• **WORK ITEM**
Copy each line of the material below that includes the string "this".

• **GIVEN ENTRIES**

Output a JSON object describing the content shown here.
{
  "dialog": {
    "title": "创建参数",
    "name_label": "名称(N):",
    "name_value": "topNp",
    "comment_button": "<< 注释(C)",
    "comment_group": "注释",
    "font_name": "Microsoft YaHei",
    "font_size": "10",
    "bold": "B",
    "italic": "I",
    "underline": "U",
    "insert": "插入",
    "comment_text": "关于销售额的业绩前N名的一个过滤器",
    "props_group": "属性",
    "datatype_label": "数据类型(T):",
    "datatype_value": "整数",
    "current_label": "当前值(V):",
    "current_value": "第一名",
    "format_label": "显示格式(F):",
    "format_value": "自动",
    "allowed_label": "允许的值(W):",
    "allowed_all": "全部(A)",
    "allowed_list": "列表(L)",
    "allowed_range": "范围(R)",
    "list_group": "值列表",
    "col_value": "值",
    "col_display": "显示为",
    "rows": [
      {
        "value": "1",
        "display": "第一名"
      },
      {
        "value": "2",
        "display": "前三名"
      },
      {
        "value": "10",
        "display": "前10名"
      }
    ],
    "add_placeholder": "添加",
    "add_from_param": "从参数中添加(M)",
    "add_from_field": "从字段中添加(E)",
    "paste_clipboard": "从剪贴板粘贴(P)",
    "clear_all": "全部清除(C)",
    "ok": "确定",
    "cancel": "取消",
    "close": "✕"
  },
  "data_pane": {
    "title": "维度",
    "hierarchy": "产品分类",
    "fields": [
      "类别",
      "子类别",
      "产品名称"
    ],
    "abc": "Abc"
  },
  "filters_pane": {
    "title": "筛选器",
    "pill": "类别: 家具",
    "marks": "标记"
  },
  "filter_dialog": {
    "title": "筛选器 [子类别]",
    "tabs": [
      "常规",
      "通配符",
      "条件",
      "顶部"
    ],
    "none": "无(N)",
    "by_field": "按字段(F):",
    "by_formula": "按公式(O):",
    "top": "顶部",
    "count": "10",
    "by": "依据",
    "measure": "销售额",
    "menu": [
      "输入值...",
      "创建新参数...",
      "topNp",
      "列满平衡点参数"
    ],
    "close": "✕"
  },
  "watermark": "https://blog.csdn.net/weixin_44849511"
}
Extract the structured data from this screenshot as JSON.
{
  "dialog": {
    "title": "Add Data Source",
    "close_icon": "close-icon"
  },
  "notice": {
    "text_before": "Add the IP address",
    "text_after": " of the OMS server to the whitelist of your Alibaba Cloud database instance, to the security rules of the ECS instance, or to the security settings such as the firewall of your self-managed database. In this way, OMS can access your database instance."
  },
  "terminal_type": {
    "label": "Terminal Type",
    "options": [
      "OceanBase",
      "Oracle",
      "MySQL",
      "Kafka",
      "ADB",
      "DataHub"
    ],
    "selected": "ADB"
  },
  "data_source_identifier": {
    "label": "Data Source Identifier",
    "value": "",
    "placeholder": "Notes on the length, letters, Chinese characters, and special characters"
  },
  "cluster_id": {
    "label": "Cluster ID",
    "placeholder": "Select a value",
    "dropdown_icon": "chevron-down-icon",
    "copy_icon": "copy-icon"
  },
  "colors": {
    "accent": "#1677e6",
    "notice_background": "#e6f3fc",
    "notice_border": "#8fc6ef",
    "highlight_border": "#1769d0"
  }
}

• **EXERCISE OUTPUT**
Extract the structured data from this screenshot as JSON.
    "text_after": " of the OMS server to the whitelist of your Alibaba Cloud database instance, to the security rules of the ECS instance, or to the security settings such as the firewall of your self-managed database. In this way, OMS can access your database instance."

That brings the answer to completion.